I know nothing about the Lambda Awards. Other than the fact that I was in a book that won a lammy in 2009, the only thing I know about the Lambda Awards is that it is a honor to win a lammy if you’re writing something with LGBT content. I was thrilled the book I was in won, and I couldn’t have been more pleased for the editor of the anthology, Richard Labonte.
I wasn’t going to post anymore this weekend, but when I saw this article I had to put something up for other people who might not have seen it. It’s a commentary piece written by author/publisher, Steve Berman. From what I gather, Steve Berman owns Lethe Press, an LGBT press that seems to focus on a variety of different sub-genres. I’ve never done anything with them, but I did read one book a few years ago and I liked it. They seem to have an artistic quality, and a unique brand.
In the commentary, Berman states:
As opposed to the vast majority of literary awards, the Lammys are judged in secret — well, they tell you the judges’ names in the program booklet but not who judged which category.
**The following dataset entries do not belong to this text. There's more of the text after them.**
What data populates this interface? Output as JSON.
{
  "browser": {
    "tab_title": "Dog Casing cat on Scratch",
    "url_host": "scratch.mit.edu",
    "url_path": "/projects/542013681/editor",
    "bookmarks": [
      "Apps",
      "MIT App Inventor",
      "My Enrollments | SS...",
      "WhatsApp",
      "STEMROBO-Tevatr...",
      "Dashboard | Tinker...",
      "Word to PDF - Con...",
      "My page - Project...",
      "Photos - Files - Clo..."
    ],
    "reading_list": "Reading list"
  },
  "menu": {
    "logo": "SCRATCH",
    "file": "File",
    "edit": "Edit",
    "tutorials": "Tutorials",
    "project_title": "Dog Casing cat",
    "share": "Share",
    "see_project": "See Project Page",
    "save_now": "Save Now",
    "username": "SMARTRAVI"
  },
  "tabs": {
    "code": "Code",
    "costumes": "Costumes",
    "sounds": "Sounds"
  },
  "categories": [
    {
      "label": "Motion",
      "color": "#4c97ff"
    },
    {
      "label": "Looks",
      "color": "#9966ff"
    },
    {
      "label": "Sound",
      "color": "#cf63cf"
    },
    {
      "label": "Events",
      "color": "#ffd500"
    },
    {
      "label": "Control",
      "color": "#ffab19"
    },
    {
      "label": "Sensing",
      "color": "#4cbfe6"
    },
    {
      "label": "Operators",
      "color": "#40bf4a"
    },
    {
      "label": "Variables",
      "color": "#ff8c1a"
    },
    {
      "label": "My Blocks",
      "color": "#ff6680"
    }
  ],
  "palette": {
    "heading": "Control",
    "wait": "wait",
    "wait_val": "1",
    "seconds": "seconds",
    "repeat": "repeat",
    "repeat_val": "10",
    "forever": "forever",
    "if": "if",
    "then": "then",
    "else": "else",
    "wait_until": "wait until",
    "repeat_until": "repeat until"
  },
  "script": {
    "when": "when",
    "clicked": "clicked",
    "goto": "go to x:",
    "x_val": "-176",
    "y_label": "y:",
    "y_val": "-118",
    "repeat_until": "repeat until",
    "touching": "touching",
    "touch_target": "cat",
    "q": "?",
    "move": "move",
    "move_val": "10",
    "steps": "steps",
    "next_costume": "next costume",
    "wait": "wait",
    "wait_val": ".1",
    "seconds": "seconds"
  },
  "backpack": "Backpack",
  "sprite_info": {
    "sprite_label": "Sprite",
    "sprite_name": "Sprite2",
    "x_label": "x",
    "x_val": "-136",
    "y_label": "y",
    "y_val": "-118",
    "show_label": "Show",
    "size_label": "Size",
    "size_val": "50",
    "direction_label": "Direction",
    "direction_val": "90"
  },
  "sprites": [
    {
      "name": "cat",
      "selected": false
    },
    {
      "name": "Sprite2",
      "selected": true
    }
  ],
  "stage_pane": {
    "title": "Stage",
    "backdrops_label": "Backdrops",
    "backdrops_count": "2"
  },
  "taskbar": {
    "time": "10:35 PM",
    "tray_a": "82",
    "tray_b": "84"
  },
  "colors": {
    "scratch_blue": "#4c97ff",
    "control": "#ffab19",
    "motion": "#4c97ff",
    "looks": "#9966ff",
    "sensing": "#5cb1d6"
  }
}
Why the velvet curtains? Is it to protect the foundation from scrutiny? Concealing the identities of judges prior to the ceremony and even then not revealing their specific responsibilities is the opposite of transparency.
As I said, I know nothing about how the awards are judged…other than the fact that I don’t think they include digital books. The one time I did submit…about three years ago…I had to order the books from Amazon in print, I had to pay the entry fee, and then I had to ship the books to the judges. By the time I was finished I think I wound up paying over one hundred dollars. I even wrote about it here in 2010 and gave reasons why I wasn’t submitting anything that year. They may have changed this policy since then. I’m honestly not sure. I haven’t looked into, or submitted anything to the Lambda Awards since then. For me it’s simply a practical matter of time and money. And, I write (and read) digital books almost exclusively now, proudly.
Berman also says this:
Three of my friends broke their silence regarding their experiences as Lammy judges last year. Each told me disturbing accounts. No overall rules for the judges in every category to follow. Not every judge had to read every nominated book — or even all five finalists. So publishers wasted time and money sending in books that ended up being ignored. Judges treated each other with petulance and no one from the foundation enforced any common sense or responsibility. Now, maybe not every category had such problems, but what I heard coupled with the complete lack of transparency from the foundation has left me with the impression that the Lammys are a shambles. Their original focus, to highlight good queer literature, has been lost to the art of fund-raising. The cost of submitting titles goes up and up. The awards event now puts more emphasis on special guests and late-night parties than on the literature and authors it’s advertised as celebrating.
In any event, I don’t have much more to offer because my experiences with the Lambdas are very limited. The few times I was invited to go by Lori Perkins I had other plans and couldn’t make it. But I do think Berman’s commentary is worth reading in full. It’s not every day you see an author and a publisher talk so candidly.